= WHAT YOU ARE ASKED TO DO =
Write out all of the lines below, exactly and completely.

Segment Open

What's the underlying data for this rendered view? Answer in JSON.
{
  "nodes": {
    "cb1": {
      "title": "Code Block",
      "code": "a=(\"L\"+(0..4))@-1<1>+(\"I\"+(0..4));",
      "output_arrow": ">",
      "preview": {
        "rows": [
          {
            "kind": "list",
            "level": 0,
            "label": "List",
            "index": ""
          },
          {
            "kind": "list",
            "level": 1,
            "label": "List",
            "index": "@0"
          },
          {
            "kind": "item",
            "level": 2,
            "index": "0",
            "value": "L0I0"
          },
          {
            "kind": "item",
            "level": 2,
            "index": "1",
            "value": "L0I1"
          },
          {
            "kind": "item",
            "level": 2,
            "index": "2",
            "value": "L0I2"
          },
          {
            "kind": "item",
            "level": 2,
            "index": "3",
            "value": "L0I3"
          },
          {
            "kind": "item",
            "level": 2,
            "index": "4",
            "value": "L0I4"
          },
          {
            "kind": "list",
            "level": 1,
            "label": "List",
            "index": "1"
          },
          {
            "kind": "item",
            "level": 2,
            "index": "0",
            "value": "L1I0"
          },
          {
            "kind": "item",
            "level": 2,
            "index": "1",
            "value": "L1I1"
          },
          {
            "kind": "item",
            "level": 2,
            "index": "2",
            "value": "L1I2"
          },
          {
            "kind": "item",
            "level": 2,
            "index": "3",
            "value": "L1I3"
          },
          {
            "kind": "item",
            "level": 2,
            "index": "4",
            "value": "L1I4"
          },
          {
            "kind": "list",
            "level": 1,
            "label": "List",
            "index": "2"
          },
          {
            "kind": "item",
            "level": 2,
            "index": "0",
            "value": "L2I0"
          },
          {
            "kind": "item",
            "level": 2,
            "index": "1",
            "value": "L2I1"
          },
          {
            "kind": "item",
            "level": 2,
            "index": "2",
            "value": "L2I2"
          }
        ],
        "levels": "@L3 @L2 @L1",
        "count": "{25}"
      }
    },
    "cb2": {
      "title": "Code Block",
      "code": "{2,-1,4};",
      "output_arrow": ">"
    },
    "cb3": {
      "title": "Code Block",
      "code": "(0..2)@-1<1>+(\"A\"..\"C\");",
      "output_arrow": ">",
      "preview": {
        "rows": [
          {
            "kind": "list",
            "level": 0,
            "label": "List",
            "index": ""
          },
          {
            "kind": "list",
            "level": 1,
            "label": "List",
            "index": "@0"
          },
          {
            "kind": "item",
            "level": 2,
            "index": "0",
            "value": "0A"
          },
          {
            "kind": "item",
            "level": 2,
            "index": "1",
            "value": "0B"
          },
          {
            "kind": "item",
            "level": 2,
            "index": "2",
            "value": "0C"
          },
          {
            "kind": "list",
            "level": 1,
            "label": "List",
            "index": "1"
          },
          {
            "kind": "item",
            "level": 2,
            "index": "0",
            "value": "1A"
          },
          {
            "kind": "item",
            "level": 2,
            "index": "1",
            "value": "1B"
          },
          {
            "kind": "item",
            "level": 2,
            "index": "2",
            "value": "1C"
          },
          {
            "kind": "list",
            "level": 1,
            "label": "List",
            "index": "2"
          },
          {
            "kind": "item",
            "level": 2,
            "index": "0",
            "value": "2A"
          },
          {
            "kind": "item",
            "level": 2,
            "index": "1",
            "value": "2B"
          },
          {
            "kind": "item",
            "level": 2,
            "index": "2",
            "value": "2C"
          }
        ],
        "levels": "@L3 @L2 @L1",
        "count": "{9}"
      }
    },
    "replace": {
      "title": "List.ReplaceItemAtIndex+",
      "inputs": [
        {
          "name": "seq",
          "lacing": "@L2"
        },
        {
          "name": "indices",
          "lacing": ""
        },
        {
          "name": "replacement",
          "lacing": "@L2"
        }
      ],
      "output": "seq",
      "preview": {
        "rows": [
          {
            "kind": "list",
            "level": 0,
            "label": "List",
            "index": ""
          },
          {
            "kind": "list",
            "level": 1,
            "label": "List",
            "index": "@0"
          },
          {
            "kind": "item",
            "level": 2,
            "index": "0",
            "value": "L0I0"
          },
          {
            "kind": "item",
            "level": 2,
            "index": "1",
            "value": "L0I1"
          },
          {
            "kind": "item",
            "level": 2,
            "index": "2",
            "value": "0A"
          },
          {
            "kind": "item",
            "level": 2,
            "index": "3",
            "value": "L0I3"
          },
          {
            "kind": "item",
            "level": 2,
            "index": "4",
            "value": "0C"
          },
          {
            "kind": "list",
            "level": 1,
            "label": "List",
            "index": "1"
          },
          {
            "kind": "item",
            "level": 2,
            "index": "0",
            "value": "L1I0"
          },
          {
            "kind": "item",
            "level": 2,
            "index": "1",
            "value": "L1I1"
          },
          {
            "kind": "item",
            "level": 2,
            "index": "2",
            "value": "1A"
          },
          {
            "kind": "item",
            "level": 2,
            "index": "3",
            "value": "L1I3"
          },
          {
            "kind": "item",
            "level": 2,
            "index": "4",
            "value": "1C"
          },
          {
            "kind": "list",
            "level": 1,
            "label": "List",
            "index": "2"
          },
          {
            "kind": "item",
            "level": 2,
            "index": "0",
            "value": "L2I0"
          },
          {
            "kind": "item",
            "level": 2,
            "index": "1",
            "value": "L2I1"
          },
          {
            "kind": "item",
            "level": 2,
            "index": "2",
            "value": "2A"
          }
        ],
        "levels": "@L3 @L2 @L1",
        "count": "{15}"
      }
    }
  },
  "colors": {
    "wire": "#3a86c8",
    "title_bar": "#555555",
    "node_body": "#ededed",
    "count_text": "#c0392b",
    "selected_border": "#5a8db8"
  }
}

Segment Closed

= ANSWER BELOW =
What's the underlying data for this rendered view? Answer in JSON.
{
  "nodes": {
    "cb1": {
      "title": "Code Block",
      "code": "a=(\"L\"+(0..4))@-1<1>+(\"I\"+(0..4));",
      "output_arrow": ">",
      "preview": {
        "rows": [
          {
            "kind": "list",
            "level": 0,
            "label": "List",
            "index": ""
          },
          {
            "kind": "list",
            "level": 1,
            "label": "List",
            "index": "@0"
          },
          {
            "kind": "item",
            "level": 2,
            "index": "0",
            "value": "L0I0"
          },
          {
            "kind": "item",
            "level": 2,
            "index": "1",
            "value": "L0I1"
          },
          {
            "kind": "item",
            "level": 2,
            "index": "2",
            "value": "L0I2"
          },
          {
            "kind": "item",
            "level": 2,
            "index": "3",
            "value": "L0I3"
          },
          {
            "kind": "item",
            "level": 2,
            "index": "4",
            "value": "L0I4"
          },
          {
            "kind": "list",
            "level": 1,
            "label": "List",
            "index": "1"
          },
          {
            "kind": "item",
            "level": 2,
            "index": "0",
            "value": "L1I0"
          },
          {
            "kind": "item",
            "level": 2,
            "index": "1",
            "value": "L1I1"
          },
          {
            "kind": "item",
            "level": 2,
            "index": "2",
            "value": "L1I2"
          },
          {
            "kind": "item",
            "level": 2,
            "index": "3",
            "value": "L1I3"
          },
          {
            "kind": "item",
            "level": 2,
            "index": "4",
            "value": "L1I4"
          },
          {
            "kind": "list",
            "level": 1,
            "label": "List",
            "index": "2"
          },
          {
            "kind": "item",
            "level": 2,
            "index": "0",
            "value": "L2I0"
          },
          {
            "kind": "item",
            "level": 2,
            "index": "1",
            "value": "L2I1"
          },
          {
            "kind": "item",
            "level": 2,
            "index": "2",
            "value": "L2I2"
          }
        ],
        "levels": "@L3 @L2 @L1",
        "count": "{25}"
      }
    },
    "cb2": {
      "title": "Code Block",
      "code": "{2,-1,4};",
      "output_arrow": ">"
    },
    "cb3": {
      "title": "Code Block",
      "code": "(0..2)@-1<1>+(\"A\"..\"C\");",
      "output_arrow": ">",
      "preview": {
        "rows": [
          {
            "kind": "list",
            "level": 0,
            "label": "List",
            "index": ""
          },
          {
            "kind": "list",
            "level": 1,
            "label": "List",
            "index": "@0"
          },
          {
            "kind": "item",
            "level": 2,
            "index": "0",
            "value": "0A"
          },
          {
            "kind": "item",
            "level": 2,
            "index": "1",
            "value": "0B"
          },
          {
            "kind": "item",
            "level": 2,
            "index": "2",
            "value": "0C"
          },
          {
            "kind": "list",
            "level": 1,
            "label": "List",
            "index": "1"
          },
          {
            "kind": "item",
            "level": 2,
            "index": "0",
            "value": "1A"
          },
          {
            "kind": "item",
            "level": 2,
            "index": "1",
            "value": "1B"
          },
          {
            "kind": "item",
            "level": 2,
            "index": "2",
            "value": "1C"
          },
          {
            "kind": "list",
            "level": 1,
            "label": "List",
            "index": "2"
          },
          {
            "kind": "item",
            "level": 2,
            "index": "0",
            "value": "2A"
          },
          {
            "kind": "item",
            "level": 2,
            "index": "1",
            "value": "2B"
          },
          {
            "kind": "item",
            "level": 2,
            "index": "2",
            "value": "2C"
          }
        ],
        "levels": "@L3 @L2 @L1",
        "count": "{9}"
      }
    },
    "replace": {
      "title": "List.ReplaceItemAtIndex+",
      "inputs": [
        {
          "name": "seq",
          "lacing": "@L2"
        },
        {
          "name": "indices",
          "lacing": ""
        },
        {
          "name": "replacement",
          "lacing": "@L2"
        }
      ],
      "output": "seq",
      "preview": {
        "rows": [
          {
            "kind": "list",
            "level": 0,
            "label": "List",
            "index": ""
          },
          {
            "kind": "list",
            "level": 1,
            "label": "List",
            "index": "@0"
          },
          {
            "kind": "item",
            "level": 2,
            "index": "0",
            "value": "L0I0"
          },
          {
            "kind": "item",
            "level": 2,
            "index": "1",
            "value": "L0I1"
          },
          {
            "kind": "item",
            "level": 2,
            "index": "2",
            "value": "0A"
          },
          {
            "kind": "item",
            "level": 2,
            "index": "3",
            "value": "L0I3"
          },
          {
            "kind": "item",
            "level": 2,
            "index": "4",
            "value": "0C"
          },
          {
            "kind": "list",
            "level": 1,
            "label": "List",
            "index": "1"
          },
          {
            "kind": "item",
            "level": 2,
            "index": "0",
            "value": "L1I0"
          },
          {
            "kind": "item",
            "level": 2,
            "index": "1",
            "value": "L1I1"
          },
          {
            "kind": "item",
            "level": 2,
            "index": "2",
            "value": "1A"
          },
          {
            "kind": "item",
            "level": 2,
            "index": "3",
            "value": "L1I3"
          },
          {
            "kind": "item",
            "level": 2,
            "index": "4",
            "value": "1C"
          },
          {
            "kind": "list",
            "level": 1,
            "label": "List",
            "index": "2"
          },
          {
            "kind": "item",
            "level": 2,
            "index": "0",
            "value": "L2I0"
          },
          {
            "kind": "item",
            "level": 2,
            "index": "1",
            "value": "L2I1"
          },
          {
            "kind": "item",
            "level": 2,
            "index": "2",
            "value": "2A"
          }
        ],
        "levels": "@L3 @L2 @L1",
        "count": "{15}"
      }
    }
  },
  "colors": {
    "wire": "#3a86c8",
    "title_bar": "#555555",
    "node_body": "#ededed",
    "count_text": "#c0392b",
    "selected_border": "#5a8db8"
  }
}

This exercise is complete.